A Senate committee has heard that Services Australia staff were forced to revert back to Excel spreadsheets to rectify some of the errors made by Centrelink’s automated income compliance program.
The remarks were made on Friday during a hearing held by the Community Affairs References Committee as part of its ongoing probe of Centrelink’s compliance program.
Representatives from the agency responsible for the program that colloquially became known as robo-debt were asked if Excel spreadsheets, rather than computer systems, were being used to manually view debt files to determine and calculate refunds.
“No, and yes — if I can put it in those terms,” Services Australia integrity strategy, engagement, and policy branch national manager Robert McKellar said.
“The use of Excel spreadsheets was a part of the process of disaggregating what we would call mismatched records and multiple debts where there was a necessity to conduct some detailed analysis, where a customer had multiple assessments against their record and we needed to identify the correct one to apply back into the customer’s record on our main system in order to correctly assess whether a debt included averaging income information or not.”
He said that was not a functionality available on the main system, but explained the Excel spreadsheet process was needed to assess the correct information in order to record that back onto customers’ records.
The reference to Excel was made in a report performed by KPMG that, according to Senator Deborah O’Neill, talked about ongoing training and “learner” staff “making very sophisticated decisions using technologies such as spreadsheets and Post-it notes”.
“I’m not sure where the reference to Post-it notes comes from, but the role of KPMG in the process was one of providing external assurance over our risk management and quality control processes to ensure their effectiveness and to advise on any possible improvements,” McKeller clarified.
“The Ombudsman noted in their report that KPMG found that our processes were conducted in a reasonable manner, given the nature of the limitations of our technology and the manual approach that we needed to take in order to identify averaged ATO income information on a customer record.
“Because of the way information is reflected on the customer record, in order to address some of the more complex assessments, some information needed to be analysed through an Excel spreadsheet table, but that does not indicate that it is an untoward process — merely that we needed to use different tools according to the circumstances to conduct a thorough assessment.”

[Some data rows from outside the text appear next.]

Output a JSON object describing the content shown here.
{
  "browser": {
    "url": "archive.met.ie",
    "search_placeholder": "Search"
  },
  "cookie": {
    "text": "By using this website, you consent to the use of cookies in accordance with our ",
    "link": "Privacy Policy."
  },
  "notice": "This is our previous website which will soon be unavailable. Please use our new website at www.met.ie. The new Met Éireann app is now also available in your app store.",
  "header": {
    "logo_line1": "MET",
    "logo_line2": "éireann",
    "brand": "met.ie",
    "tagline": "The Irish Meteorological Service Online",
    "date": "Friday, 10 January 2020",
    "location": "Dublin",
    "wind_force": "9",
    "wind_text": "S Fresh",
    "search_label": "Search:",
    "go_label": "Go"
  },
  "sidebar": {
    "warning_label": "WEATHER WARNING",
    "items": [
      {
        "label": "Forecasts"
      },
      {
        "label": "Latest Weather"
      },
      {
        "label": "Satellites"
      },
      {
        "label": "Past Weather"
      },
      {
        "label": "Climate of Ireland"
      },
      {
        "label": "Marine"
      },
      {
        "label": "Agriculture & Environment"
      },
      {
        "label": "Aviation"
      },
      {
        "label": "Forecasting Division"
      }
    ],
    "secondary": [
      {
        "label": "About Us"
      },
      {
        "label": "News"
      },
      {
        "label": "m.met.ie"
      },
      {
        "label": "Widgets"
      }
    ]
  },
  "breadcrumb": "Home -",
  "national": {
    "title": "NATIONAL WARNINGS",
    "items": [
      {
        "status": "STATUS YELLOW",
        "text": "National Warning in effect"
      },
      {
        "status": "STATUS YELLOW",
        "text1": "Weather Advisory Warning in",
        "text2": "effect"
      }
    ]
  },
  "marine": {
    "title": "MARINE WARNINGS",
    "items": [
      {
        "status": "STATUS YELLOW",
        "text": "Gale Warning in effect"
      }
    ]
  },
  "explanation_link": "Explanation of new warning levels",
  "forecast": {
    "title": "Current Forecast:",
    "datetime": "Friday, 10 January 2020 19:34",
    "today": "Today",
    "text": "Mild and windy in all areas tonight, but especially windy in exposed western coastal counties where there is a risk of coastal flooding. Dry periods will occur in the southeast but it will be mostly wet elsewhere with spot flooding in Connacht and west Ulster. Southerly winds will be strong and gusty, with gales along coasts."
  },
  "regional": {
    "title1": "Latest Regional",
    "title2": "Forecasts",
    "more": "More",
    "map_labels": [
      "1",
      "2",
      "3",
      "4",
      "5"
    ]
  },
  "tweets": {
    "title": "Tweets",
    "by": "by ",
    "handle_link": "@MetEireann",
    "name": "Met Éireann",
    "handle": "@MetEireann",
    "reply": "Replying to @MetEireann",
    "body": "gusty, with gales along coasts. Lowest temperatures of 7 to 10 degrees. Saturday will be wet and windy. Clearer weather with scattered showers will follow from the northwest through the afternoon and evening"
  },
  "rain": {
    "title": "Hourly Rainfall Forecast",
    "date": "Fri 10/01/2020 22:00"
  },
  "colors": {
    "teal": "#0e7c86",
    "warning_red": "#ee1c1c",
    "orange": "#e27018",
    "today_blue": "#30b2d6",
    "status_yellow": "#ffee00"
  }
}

While much of Friday’s questions went unanswered, due to a claim of public interest immunity made by Minister for Government Services Linda Reynolds, O’Neill pivoted her line of questioning to concerns regarding Services Australia’s staff as the staff tasked with rectifying debts on a spreadsheet were also the ones that had previously been charged with raising the debts.
“The reality is that the government constructed a scheme that was illegal and then forced public servants to enforce compliance with an illegal scheme. That must be difficult work to do, especially when they’re encountering so many complaints, concerns, and requests for reconsideration,” she said.
“Having gone through that process as public servants must have been pretty gruelling. Then they were required, in that period from the end of 2019 to the beginning of 2020, to go in and use Excel spreadsheets and Post-it notes to go back and correct this error that they were forced to inflict by the government that directed them to do so.”
Services Australia compliance assurance and debt operations division general manager Chris Birrer rejected this characterisation regarding the working situation of the staff.
Representatives were also asked their position on “ethical AI”, with O’Neill expressing concern that “robo-debt 2.0 is under construction as we speak”.
“I don’t know what activity you’re characterising as robo-debt 2.0, but in terms of the terms of reference of the inquiry and the Income Compliance Program, in the agency submission that was made to the inquiry … it points out the importance of the involvement of those customers and the staff in each stage of the review process,” McKellar said.
“References to AI or the like are not appropriate in these circumstances, because humans were involved, both the humans of our staff and the humans of customers, to take into account the individual circumstances of customers in each of these compliance reviews.”
The Centrelink scheme resulted in approximately 347,000 people being pursued for debts that they did not owe based on an inaccurate, automated calculation of their income, totalling AU$1 billion.
As of 13 August 2021, Services Australia has repaid money to the value of AU$736.2 million, representing 98% of the value of refunds to be paid.
There are around 10,000 people yet to receive a refund and of that figure, approximately 9,000 are former customers.
The Commonwealth also agreed to pay AU$112 million in compensation following a class action brought on by Gordon Legal.
MORE ON ROBO-DEBT
In addition to highlighting its work was not in lieu of a Royal Commission, the law firm that brought on a class action against the Commonwealth believes the minister’s claims of public interest immunity are no longer relevant as the legal proceedings are all but officially over. Meanwhile, Labor has asked again for a Royal Commission.
The Australian Parliamentary committee looking into Centrelink’s compliance program has rejected the public interest immunity claim made by the Minister for Government Services and has asked she provide documents on legal advice received by Services Australia.
The manual work that Centrelink’s automated robo-debt system was meant to replace had to be manually completed once refunds were found to be owing.